**WHAT TO DO**:
In the data, find the word "index" and copy out every line that has it.

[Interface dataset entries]
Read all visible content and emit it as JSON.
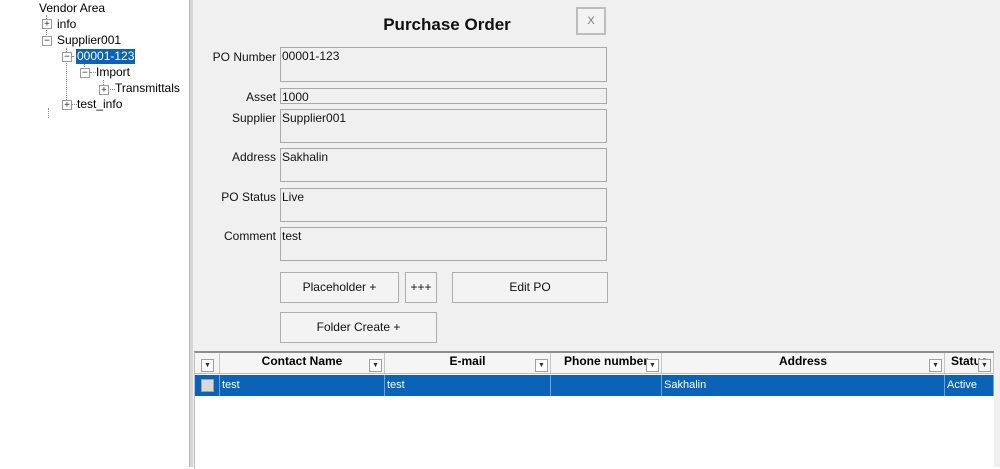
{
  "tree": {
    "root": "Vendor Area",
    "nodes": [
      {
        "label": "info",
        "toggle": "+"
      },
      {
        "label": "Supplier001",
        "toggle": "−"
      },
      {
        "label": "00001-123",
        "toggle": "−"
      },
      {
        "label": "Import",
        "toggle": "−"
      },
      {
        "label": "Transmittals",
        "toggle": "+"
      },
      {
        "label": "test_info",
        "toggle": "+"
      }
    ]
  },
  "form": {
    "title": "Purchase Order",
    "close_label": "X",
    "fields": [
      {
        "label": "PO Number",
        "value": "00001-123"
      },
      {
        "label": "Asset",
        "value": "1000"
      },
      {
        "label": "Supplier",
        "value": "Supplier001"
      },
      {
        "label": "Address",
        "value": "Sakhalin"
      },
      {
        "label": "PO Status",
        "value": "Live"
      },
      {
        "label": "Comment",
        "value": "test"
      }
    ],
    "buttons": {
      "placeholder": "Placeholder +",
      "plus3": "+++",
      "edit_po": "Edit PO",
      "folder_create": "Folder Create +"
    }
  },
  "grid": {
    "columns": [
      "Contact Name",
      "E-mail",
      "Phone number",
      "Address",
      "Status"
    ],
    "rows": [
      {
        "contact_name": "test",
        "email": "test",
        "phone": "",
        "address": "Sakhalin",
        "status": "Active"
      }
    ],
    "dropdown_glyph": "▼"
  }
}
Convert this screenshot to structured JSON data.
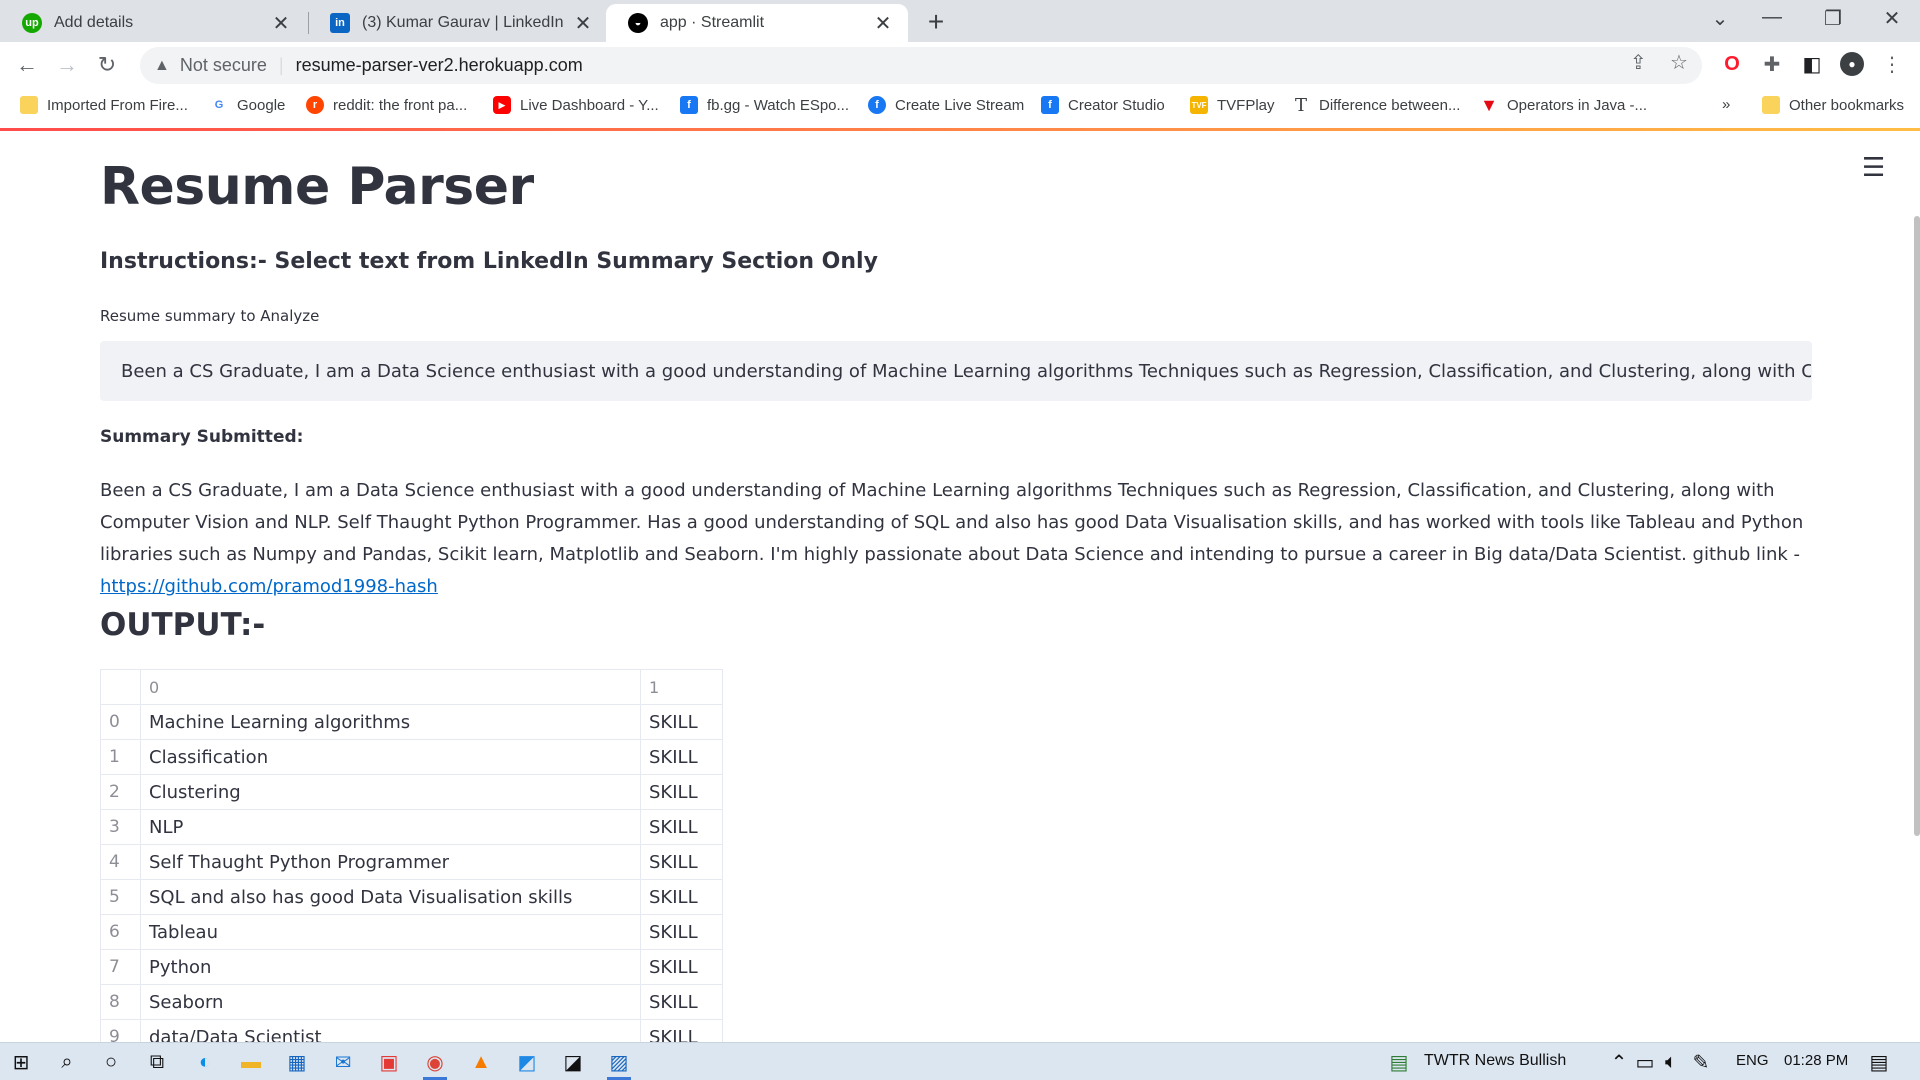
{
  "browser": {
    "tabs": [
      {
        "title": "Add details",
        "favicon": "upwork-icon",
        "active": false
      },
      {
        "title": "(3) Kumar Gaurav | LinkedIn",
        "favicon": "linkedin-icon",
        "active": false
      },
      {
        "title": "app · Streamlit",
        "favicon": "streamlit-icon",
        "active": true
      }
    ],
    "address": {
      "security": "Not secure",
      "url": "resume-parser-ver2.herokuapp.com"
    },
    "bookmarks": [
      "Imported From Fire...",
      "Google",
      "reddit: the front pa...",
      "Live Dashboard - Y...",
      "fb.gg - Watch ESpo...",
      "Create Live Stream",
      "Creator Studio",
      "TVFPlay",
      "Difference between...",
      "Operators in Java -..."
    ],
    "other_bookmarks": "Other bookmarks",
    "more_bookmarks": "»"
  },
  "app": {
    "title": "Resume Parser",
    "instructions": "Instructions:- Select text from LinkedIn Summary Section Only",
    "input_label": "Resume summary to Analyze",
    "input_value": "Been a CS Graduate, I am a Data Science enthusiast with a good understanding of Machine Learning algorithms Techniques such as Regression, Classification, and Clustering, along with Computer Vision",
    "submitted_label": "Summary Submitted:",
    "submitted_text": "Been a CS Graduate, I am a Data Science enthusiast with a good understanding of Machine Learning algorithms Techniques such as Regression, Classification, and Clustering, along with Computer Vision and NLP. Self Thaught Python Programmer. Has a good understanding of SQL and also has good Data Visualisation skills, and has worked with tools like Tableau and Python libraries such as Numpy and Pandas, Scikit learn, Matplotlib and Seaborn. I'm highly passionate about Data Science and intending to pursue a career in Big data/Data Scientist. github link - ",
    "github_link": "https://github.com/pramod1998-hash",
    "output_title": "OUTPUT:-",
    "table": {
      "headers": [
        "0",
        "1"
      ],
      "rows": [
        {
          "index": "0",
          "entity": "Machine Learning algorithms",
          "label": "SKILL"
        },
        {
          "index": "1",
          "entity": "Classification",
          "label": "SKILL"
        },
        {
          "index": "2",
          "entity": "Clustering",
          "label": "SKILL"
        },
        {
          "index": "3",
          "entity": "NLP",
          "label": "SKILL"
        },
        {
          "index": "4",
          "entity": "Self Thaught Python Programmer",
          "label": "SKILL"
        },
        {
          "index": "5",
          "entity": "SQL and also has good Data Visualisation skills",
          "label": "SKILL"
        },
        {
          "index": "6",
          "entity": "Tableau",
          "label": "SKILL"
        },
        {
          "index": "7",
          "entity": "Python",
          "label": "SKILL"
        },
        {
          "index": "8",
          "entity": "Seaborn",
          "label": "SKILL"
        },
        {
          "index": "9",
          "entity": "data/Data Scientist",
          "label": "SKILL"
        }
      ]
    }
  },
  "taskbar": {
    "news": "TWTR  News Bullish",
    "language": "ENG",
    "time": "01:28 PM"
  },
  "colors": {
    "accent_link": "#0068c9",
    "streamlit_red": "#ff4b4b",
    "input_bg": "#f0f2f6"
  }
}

**TASK ANSWER**:
          "index": "0",
          "index": "1",
          "index": "2",
          "index": "3",
          "index": "4",
          "index": "5",
          "index": "6",
          "index": "7",
          "index": "8",
          "index": "9",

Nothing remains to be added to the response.